Kelly, a junior minister, said he was surprised by what Finlay had said and pressed him to name the representatives he accuses of not doing enough to maintain calm on the streets.

McCausland said he could contact politicians by phoning them or asking for a meeting.

“There is no need for megaphone diplomacy via the radio and television,” he said.

He said the DUP had been “working to resolve problems around parades and protests for many years, long before before Mr Finlay arrived [from Scotland], and we continue to do so.”

Meanwhile Dawn Purvis, who has resigned the leadership of the Progressive Unionist Party, has called for an end to intimidation in the Shankill area following the murder of loyalist Bobby Moffett.

He was shot dead by two men last week. Police are understood to be examining the possibility that the killers were linked to the Ulster Volunteer Force, which is on ceasefire and last year announced it had decommissioned its weapons.

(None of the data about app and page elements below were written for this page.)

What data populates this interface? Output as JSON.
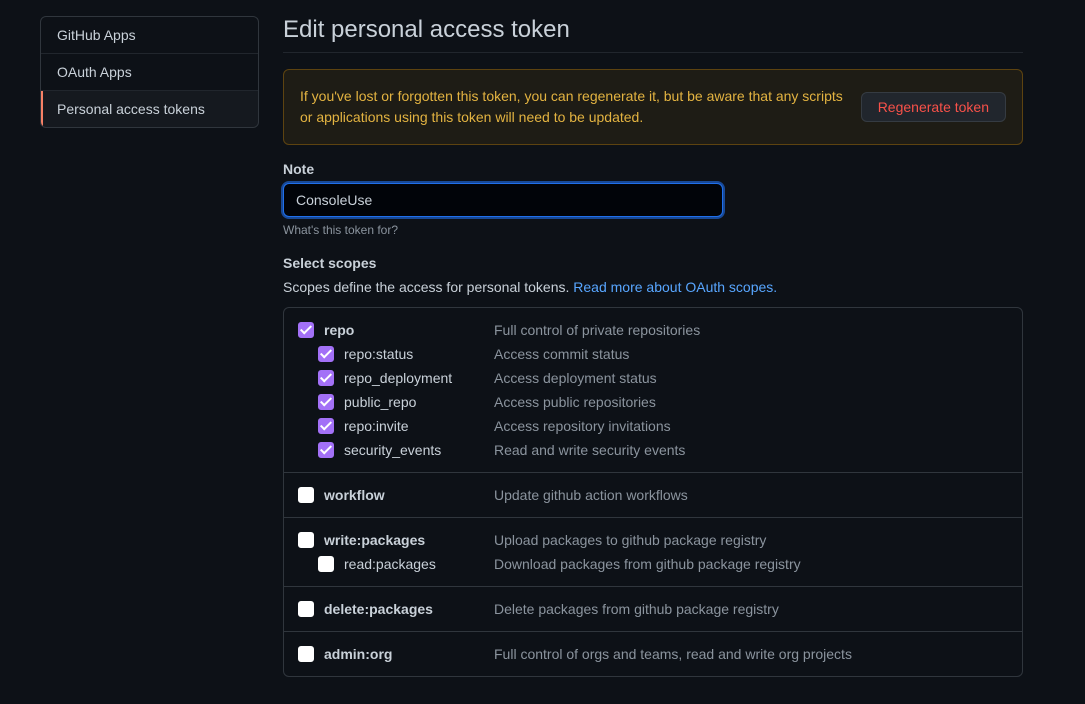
{
  "sidebar": {
    "items": [
      {
        "label": "GitHub Apps",
        "selected": false
      },
      {
        "label": "OAuth Apps",
        "selected": false
      },
      {
        "label": "Personal access tokens",
        "selected": true
      }
    ]
  },
  "page": {
    "title": "Edit personal access token"
  },
  "flash": {
    "text": "If you've lost or forgotten this token, you can regenerate it, but be aware that any scripts or applications using this token will need to be updated.",
    "button": "Regenerate token"
  },
  "note": {
    "label": "Note",
    "value": "ConsoleUse",
    "hint": "What's this token for?"
  },
  "scopes": {
    "label": "Select scopes",
    "desc": "Scopes define the access for personal tokens. ",
    "link": "Read more about OAuth scopes.",
    "groups": [
      {
        "name": "repo",
        "desc": "Full control of private repositories",
        "checked": true,
        "children": [
          {
            "name": "repo:status",
            "desc": "Access commit status",
            "checked": true
          },
          {
            "name": "repo_deployment",
            "desc": "Access deployment status",
            "checked": true
          },
          {
            "name": "public_repo",
            "desc": "Access public repositories",
            "checked": true
          },
          {
            "name": "repo:invite",
            "desc": "Access repository invitations",
            "checked": true
          },
          {
            "name": "security_events",
            "desc": "Read and write security events",
            "checked": true
          }
        ]
      },
      {
        "name": "workflow",
        "desc": "Update github action workflows",
        "checked": false,
        "children": []
      },
      {
        "name": "write:packages",
        "desc": "Upload packages to github package registry",
        "checked": false,
        "children": [
          {
            "name": "read:packages",
            "desc": "Download packages from github package registry",
            "checked": false
          }
        ]
      },
      {
        "name": "delete:packages",
        "desc": "Delete packages from github package registry",
        "checked": false,
        "children": []
      },
      {
        "name": "admin:org",
        "desc": "Full control of orgs and teams, read and write org projects",
        "checked": false,
        "children": []
      }
    ]
  }
}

There were unconfirmed reports yesterday that warnings had been circulated to people not to attend Moffett’s funeral. Moffett is to be buried tomorrow and tensions are rising in the area in advance of his funeral. Purvis, whose party is aligned with the UVF, condemned any intimidation of Shankill residents who have protested against the murder and have held peace vigils in the area.

In a statement, the East Belfast Assembly member Purvis said: "I make this decision with a very heavy heart. I believe the Progressive Unionist Party was founded by individuals who had a real vision for Northern Ireland and a positive and important contribution to make to politics and the peace process in this country. I have been honored to be a part of that."

"However, I can no longer offer leadership to a political party which is expected to answer for the indefensible actions of others." Purvis added she would continue as an MLA for East Belfast.